Tuesday, February 14, 2012

local seed swap

This Saturday, local gardeners can come on out to Ester and trade locally-grown seeds. Growing Ester's Biodiversity, the John Trigg Ester Library's seed-sharing program, is hosting its first-ever seed swap between 3 and 5 pm at Hartung Hall. If you would like to participate, please come to the hall by 3 pm to set up; seed trading begins at 3:30 pm. (See guidelines for more information.)

No seeds? No problem! Come on by anyway! This is all about sharing information, seeds, and a good time! There will plenty of extras, so if you don't have any seeds yet, you will after this event!

Seed swaps are a time-honored way for gardeners and farmers to share the natural bounty of their local garden plants. The last Saturday in January is National Seed Swap Day (this year it was January 28), but Alaskans generally have to wait a little longer than the rest of the country to start thinking about planting! AWaytoGarden.com has a nice seed viability chart along with some useful links on seed storage. I've personally had very good luck with keeping my seed viable, although the germination rate does slowly go down over the years. Our cold, dry winters help to keep seed dormant and to stay fresh—although too cold and too dry can be a problem, too!

Seed Savers Exchange is offering a webinar series on seed saving and planning your garden for seed saving. These will be released each month:
  • January: Introduction to Seed Savers Exchange (available now on YouTube)
  • February: Using the Seed Savers Exchange Yearbook (now registering!)
  • March: Planning Your Garden for Seed Saving
  • April: Apple Grafting
  • May: Heirlooms, OPs [Open-Pollinated Plants] and F1s
  • June: Basic Seed Saving for Beginners
  • July: Corn Hand-Pollination
  • August: Squash Hand-Pollination
  • September: Tomato Seed Saving
  • October: Dry Seed Processing
  • November: Listing Seeds in the Yearbook
  • December: Seed Storage
The Organic Seed Alliance has several publications that you can download, including a handy seed saving guide.

Saturday, February 11, 2012

Animal navigation

Above: Interpolated geolocation tracks of 11 Arctic terns tracked from breeding colonies in Greenland (10 birds) and Iceland (1 bird). Green = autumn (postbreeding) migration (August–November), red = winter range (December–March), and yellow = spring (return) migration (April–May). Dotted lines link locations during the equinoxes. Map from the Arctic Tern Migration Project of the Greenland Institute of Natural Resources.

The February installment of the 2012 Ester Library Lecture Series features UAF geophysicist David Stone, who will discuss the secrets of animal navigation. Stone, an emeritus professor at UAF and longtime resident of Ester, has devoted years of work towards understanding how animals navigate over long distances. He will be sharing that knowledge with us Wednesday evening, February 15, at 7 p.m. in Hartung Hall in Ester. Dr. Stone’s presentation, “Long Distance Navigators: How Do Insects, Birds and Fish Do It?” will delve into the mysteries of how birds, fish, and even insects are able to find their way to breeding and overwintering areas across thousands of miles. If you’ve ever wondered how salmon find their way back to spawn, or how arctic terns are able to travel from Alaska to Antarctica and back without getting lost, you won’t want to miss this.

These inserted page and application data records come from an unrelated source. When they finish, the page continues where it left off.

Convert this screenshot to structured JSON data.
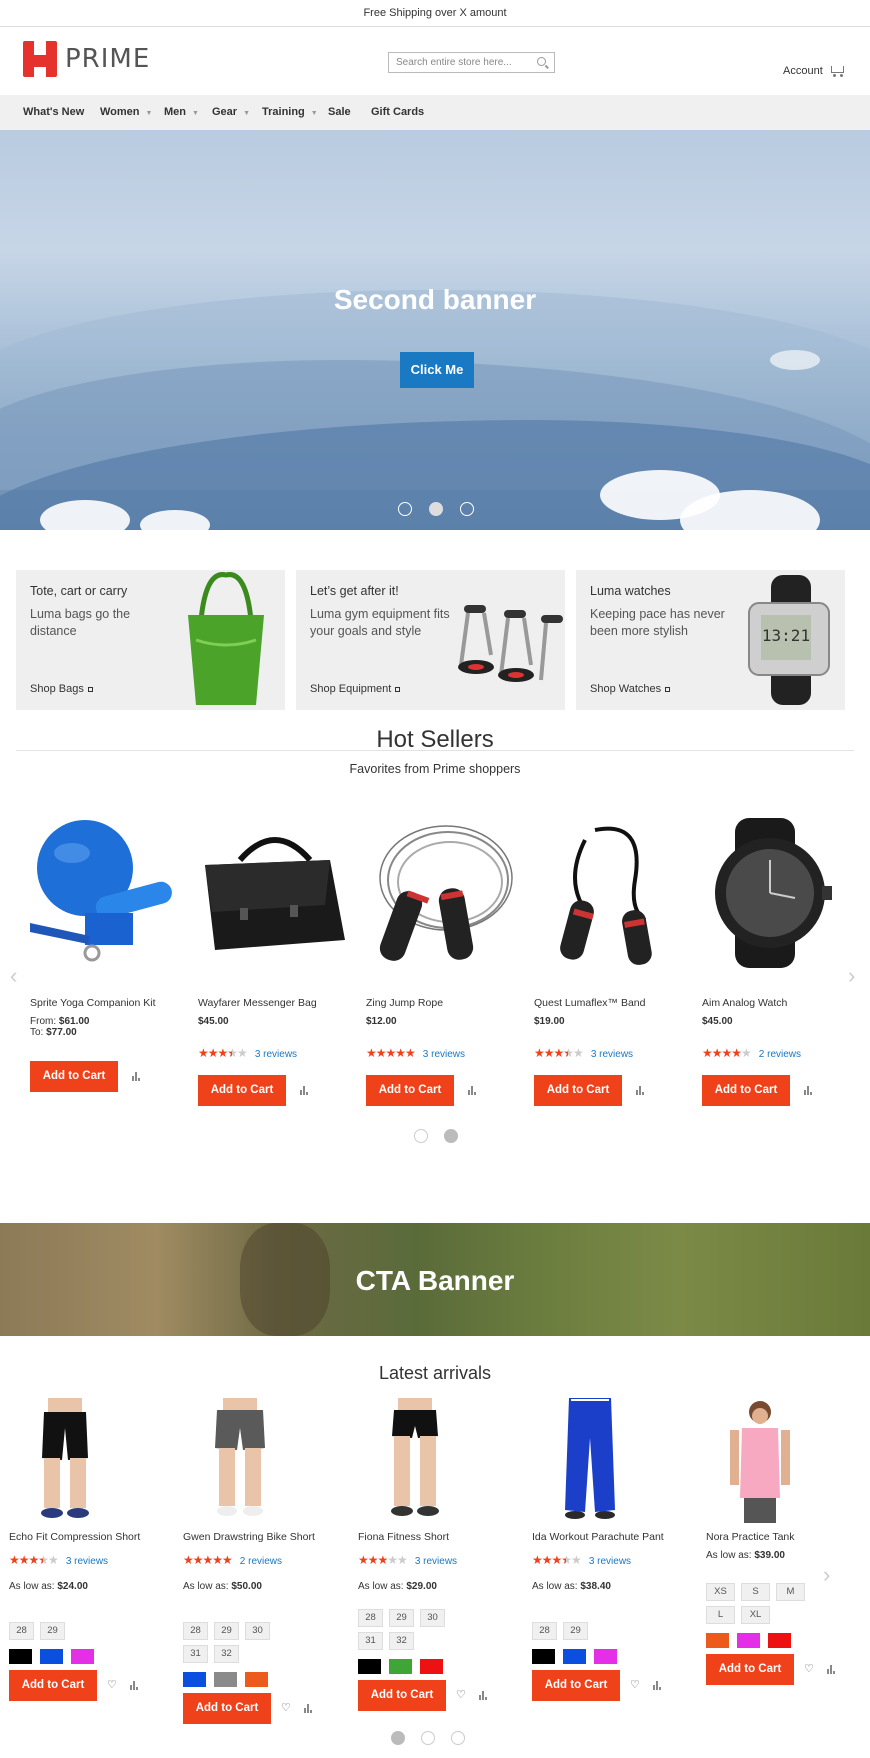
{
  "topbar": {
    "text": "Free Shipping over X amount"
  },
  "header": {
    "logo_text": "PRIME",
    "search_placeholder": "Search entire store here...",
    "account_label": "Account"
  },
  "nav": [
    {
      "label": "What's New",
      "caret": false
    },
    {
      "label": "Women",
      "caret": true
    },
    {
      "label": "Men",
      "caret": true
    },
    {
      "label": "Gear",
      "caret": true
    },
    {
      "label": "Training",
      "caret": true
    },
    {
      "label": "Sale",
      "caret": false
    },
    {
      "label": "Gift Cards",
      "caret": false
    }
  ],
  "hero": {
    "title": "Second banner",
    "button": "Click Me",
    "dots": 3,
    "active_dot": 2
  },
  "promos": [
    {
      "title": "Tote, cart or carry",
      "text": "Luma bags go the distance",
      "link": "Shop Bags"
    },
    {
      "title": "Let’s get after it!",
      "text": "Luma gym equipment fits your goals and style",
      "link": "Shop Equipment"
    },
    {
      "title": "Luma watches",
      "text": "Keeping pace has never been more stylish",
      "link": "Shop Watches"
    }
  ],
  "hot_sellers": {
    "title": "Hot Sellers",
    "subtitle": "Favorites from Prime shoppers",
    "products": [
      {
        "name": "Sprite Yoga Companion Kit",
        "from_label": "From:",
        "from_price": "$61.00",
        "to_label": "To:",
        "to_price": "$77.00",
        "rating": 0,
        "reviews": "",
        "button": "Add to Cart"
      },
      {
        "name": "Wayfarer Messenger Bag",
        "price": "$45.00",
        "rating": 3.5,
        "reviews": "3 reviews",
        "button": "Add to Cart"
      },
      {
        "name": "Zing Jump Rope",
        "price": "$12.00",
        "rating": 5,
        "reviews": "3 reviews",
        "button": "Add to Cart"
      },
      {
        "name": "Quest Lumaflex™ Band",
        "price": "$19.00",
        "rating": 3.5,
        "reviews": "3 reviews",
        "button": "Add to Cart"
      },
      {
        "name": "Aim Analog Watch",
        "price": "$45.00",
        "rating": 4,
        "reviews": "2 reviews",
        "button": "Add to Cart"
      }
    ],
    "dots": 2,
    "active_dot": 2
  },
  "cta": {
    "title": "CTA Banner"
  },
  "latest": {
    "title": "Latest arrivals",
    "products": [
      {
        "name": "Echo Fit Compression Short",
        "rating": 3.5,
        "reviews": "3 reviews",
        "price_label": "As low as:",
        "price": "$24.00",
        "sizes": [
          "28",
          "29"
        ],
        "colors": [
          "#000000",
          "#0b4fe0",
          "#e52ee8"
        ],
        "button": "Add to Cart"
      },
      {
        "name": "Gwen Drawstring Bike Short",
        "rating": 5,
        "reviews": "2 reviews",
        "price_label": "As low as:",
        "price": "$50.00",
        "sizes": [
          "28",
          "29",
          "30",
          "31",
          "32"
        ],
        "colors": [
          "#0b4fe0",
          "#8a8a8a",
          "#ed5b1c"
        ],
        "button": "Add to Cart"
      },
      {
        "name": "Fiona Fitness Short",
        "rating": 3,
        "reviews": "3 reviews",
        "price_label": "As low as:",
        "price": "$29.00",
        "sizes": [
          "28",
          "29",
          "30",
          "31",
          "32"
        ],
        "colors": [
          "#000000",
          "#3fa535",
          "#ee1111"
        ],
        "button": "Add to Cart"
      },
      {
        "name": "Ida Workout Parachute Pant",
        "rating": 3.5,
        "reviews": "3 reviews",
        "price_label": "As low as:",
        "price": "$38.40",
        "sizes": [
          "28",
          "29"
        ],
        "colors": [
          "#000000",
          "#0b4fe0",
          "#e52ee8"
        ],
        "button": "Add to Cart"
      },
      {
        "name": "Nora Practice Tank",
        "rating": 0,
        "reviews": "",
        "price_label": "As low as:",
        "price": "$39.00",
        "sizes": [
          "XS",
          "S",
          "M",
          "L",
          "XL"
        ],
        "colors": [
          "#ed5b1c",
          "#e52ee8",
          "#ee1111"
        ],
        "button": "Add to Cart"
      }
    ],
    "dots": 3,
    "active_dot": 1
  },
  "colors": {
    "accent": "#f0421a",
    "primary_button": "#1979c3",
    "link": "#1979c3"
  }
}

The Ester Library Lecture Series focuses on writers, artists, adventurers, scholars, entrepreneurs, musicians, craftspeople, and other colorful characters from, visiting, or of interest to Ester. Admission is free, although donations are encouraged—and very much appreciated. Lectures are held in Hartung Hall, Main Street & Ester Loop, Ester, at 7 p.m. on the third Wednesday of each month. Parking and beverages are available at the nearby Golden Eagle Saloon. Upcoming speakers include marine ecologist Peter McRoy, Alaska historian Ross Coen, Tom Zimmer and Susan Willsrud from Calypso Farm, ecologist and invasive plant expert Trish Wurtz, and glaciologist Matt Nolan.

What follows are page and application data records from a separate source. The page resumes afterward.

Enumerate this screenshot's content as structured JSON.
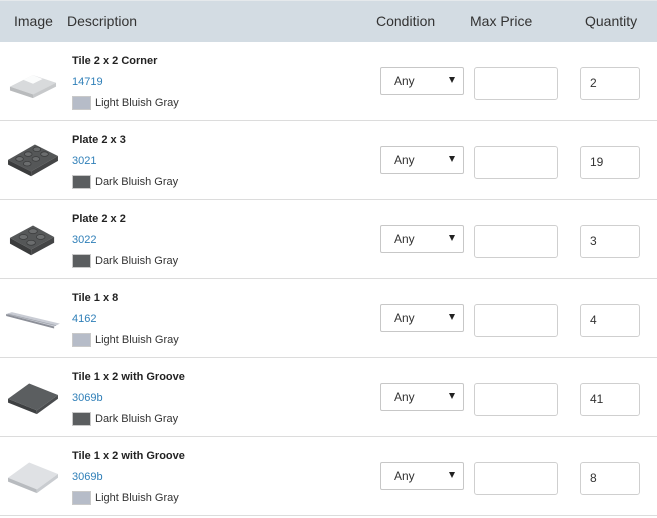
{
  "header": {
    "image": "Image",
    "description": "Description",
    "condition": "Condition",
    "max_price": "Max Price",
    "quantity": "Quantity"
  },
  "colors": {
    "Light Bluish Gray": "#b6bcc8",
    "Dark Bluish Gray": "#5b5e60"
  },
  "items": [
    {
      "name": "Tile 2 x 2 Corner",
      "part": "14719",
      "color": "Light Bluish Gray",
      "condition": "Any",
      "max_price": "",
      "quantity": "2",
      "icon": "tile-corner-icon"
    },
    {
      "name": "Plate 2 x 3",
      "part": "3021",
      "color": "Dark Bluish Gray",
      "condition": "Any",
      "max_price": "",
      "quantity": "19",
      "icon": "plate-2x3-icon"
    },
    {
      "name": "Plate 2 x 2",
      "part": "3022",
      "color": "Dark Bluish Gray",
      "condition": "Any",
      "max_price": "",
      "quantity": "3",
      "icon": "plate-2x2-icon"
    },
    {
      "name": "Tile 1 x 8",
      "part": "4162",
      "color": "Light Bluish Gray",
      "condition": "Any",
      "max_price": "",
      "quantity": "4",
      "icon": "tile-1x8-icon"
    },
    {
      "name": "Tile 1 x 2 with Groove",
      "part": "3069b",
      "color": "Dark Bluish Gray",
      "condition": "Any",
      "max_price": "",
      "quantity": "41",
      "icon": "tile-1x2-icon"
    },
    {
      "name": "Tile 1 x 2 with Groove",
      "part": "3069b",
      "color": "Light Bluish Gray",
      "condition": "Any",
      "max_price": "",
      "quantity": "8",
      "icon": "tile-1x2-icon"
    }
  ]
}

The John Trigg Ester Library is a home-grown community library that provides a welcoming and intellectually stimulating environment where community members can meet and share ideas and information. The Library strives to instill a love of reading and learning, to showcase Ester-area history and culture, and to provide resources that will enrich the whole community. The Library is raising funds to construct a new library building in downtown Ester. When completed, it will be the first public building in Alaska constructed to meet strict Passiv Haus, nearly net-zero, energy efficiency standards.